Oct 12, 2018 09:46 AM GMT+0530 | 0 Comment(s)
ECONOMYNEXT - Sri Lanka's Lion Brewery regrets leaving the Indian beer market to focus on its home market, a senior company official said, noting that many local firms are reluctant to risk venturing overseas and fear foreign competition.
Suresh Shah, Executive Director of the Lion Brewery (Ceylon) Ltd., said they understood the risks and complexities of the Indian market when they entered, but withdrew to give priority to investments to grow the home market, recovering after the ethnic war.
The Carson Cumberbatch controlled Lion Brewery withdrew from the Indian beer market in May 2011 having ventured into it in partnership with Carlsberg South Asia Pte Limited. It sold its stake to Carlsberg for 2.1 billion rupees.
“We know it is tough to do business in our region,” Shah told a World Bank forum to launch its new report on regional trade in South Asia which highlights the lack of intra-regional trade and investment.
“We understood the complexity of doing business in India. If we wanted the rewards of a very large market we had to face it. You go in knowing the risks and challenges,” Shah said.
Shah said they went into India knowing the alcohol business in India was extremely complex, more than elsewhere, and would take lot of money to succeed.
“Unfortunately, entering the Indian market involved a lot of cash upfront. We needed to expand capacity in Sri Lanka. So we took the call that we had to first protect the home market. That’s why we got out of it. We will regret it.”
Venturing into overseas markets required taking risks and staying power which many Sri Lankan firms appeared reluctant to do, Shah said.
He noted how global multinationals went into the big Chinese market although the Chinese governing system was very different to their own and markets also complex.
“Everyone who wanted to be big on a global scale are all in China,” Shah said. “A lot of them made losses and are still making losses.
“Nevertheless, they take that risk wanting to be known as global players. A lot of it is also in the mindset.”
Asked if it was apathy on the part of Sri Lanka’s private sector that so few had ventured overseas, Shah replied: “Of course it is. When you can make 100 rupees in Sri Lanka versus making 25 rupees somewhere else, 100 rupees is easy for the making here.

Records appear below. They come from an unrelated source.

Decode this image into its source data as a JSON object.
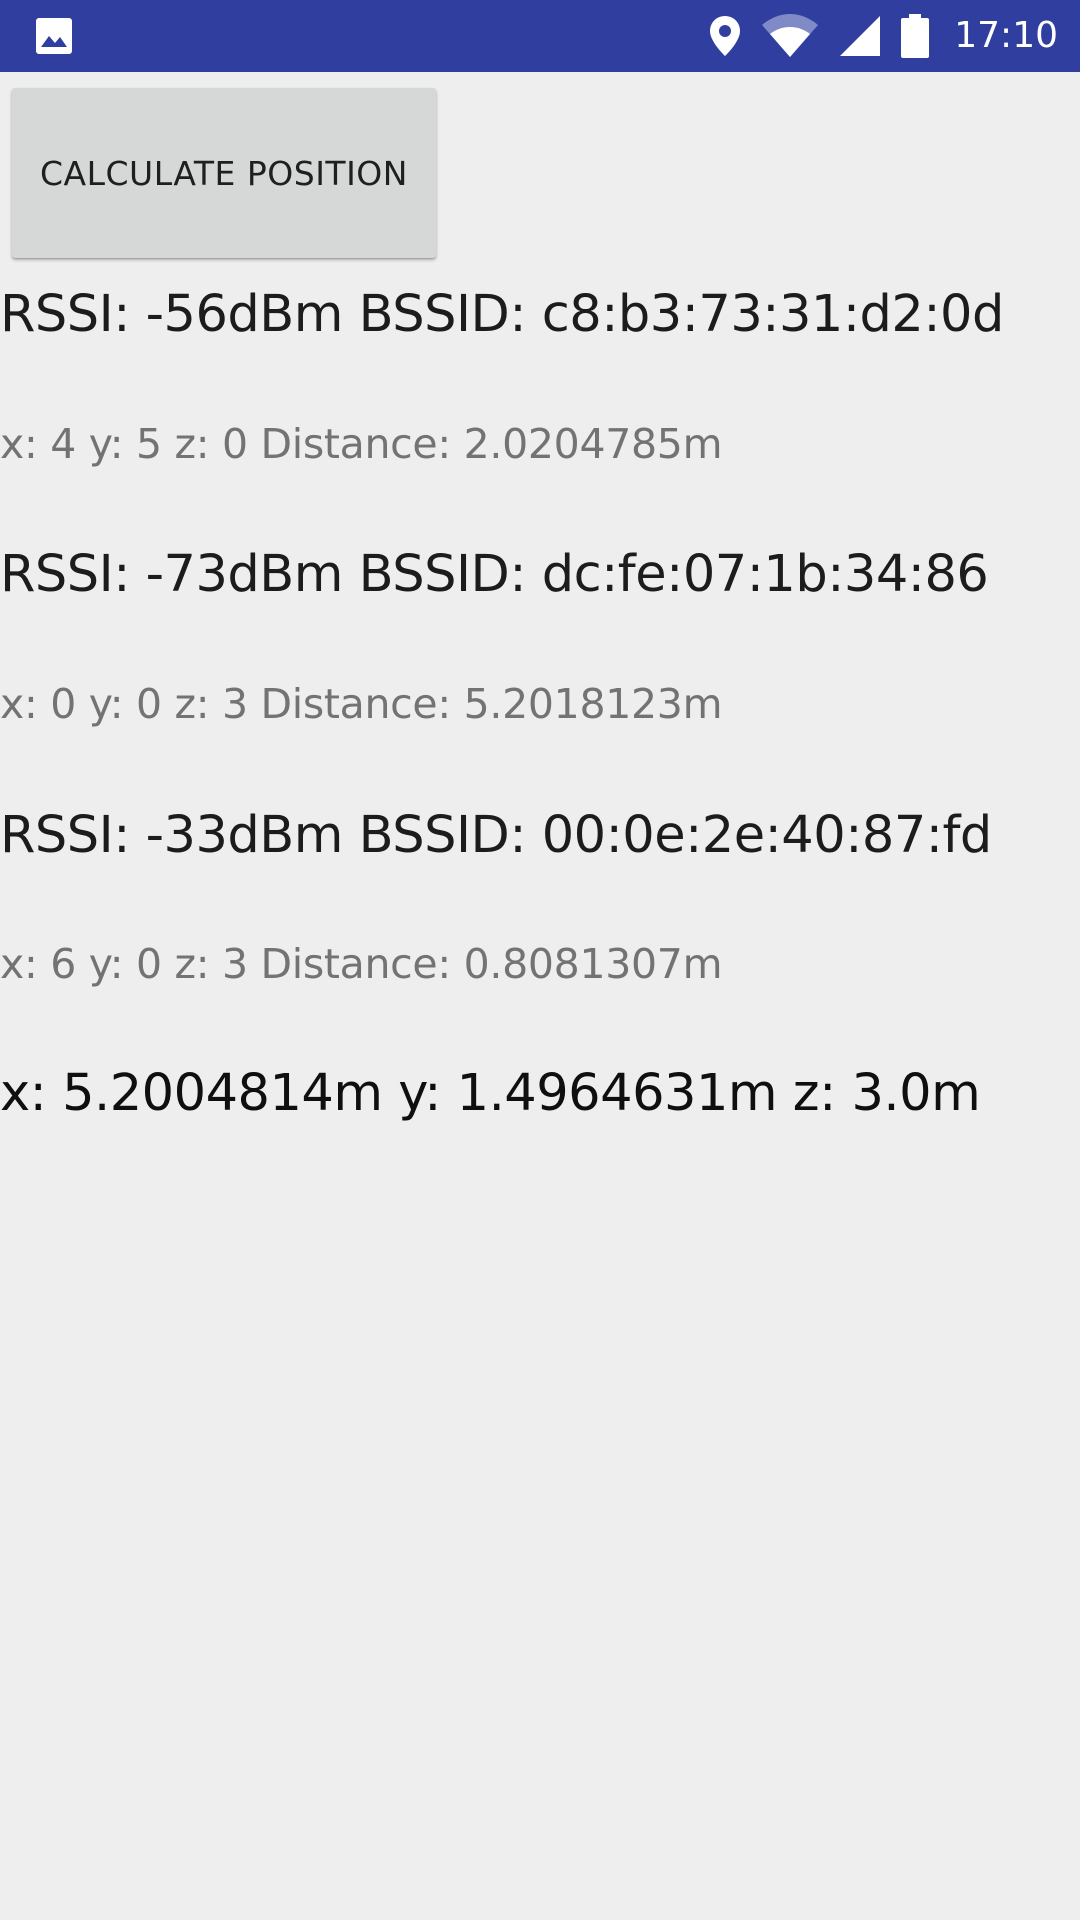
{
  "status_bar": {
    "left_icon": "image-icon",
    "right_icons": [
      "location-icon",
      "wifi-icon",
      "signal-icon",
      "battery-icon"
    ],
    "time": "17:10",
    "background": "#303f9f"
  },
  "button": {
    "label": "CALCULATE POSITION"
  },
  "access_points": [
    {
      "rssi_text": "RSSI: -56dBm BSSID: c8:b3:73:31:d2:0d",
      "position_text": "x: 4 y: 5 z: 0 Distance: 2.0204785m"
    },
    {
      "rssi_text": "RSSI: -73dBm BSSID: dc:fe:07:1b:34:86",
      "position_text": "x: 0 y: 0 z: 3 Distance: 5.2018123m"
    },
    {
      "rssi_text": "RSSI: -33dBm BSSID: 00:0e:2e:40:87:fd",
      "position_text": "x: 6 y: 0 z: 3 Distance: 0.8081307m"
    }
  ],
  "result": {
    "text": "x: 5.2004814m y: 1.4964631m z: 3.0m"
  }
}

”If you want to take your business overseas you’ve got to be competitive and productive. Many Sri Lankan businesses are unfortunately neither productive nor competitive because we don’t face competition. Sri Lankan businesses need to be competitive for which we need to open our markets. We need to liberalise.”
(COLOMBO, 12 Octber, 2018)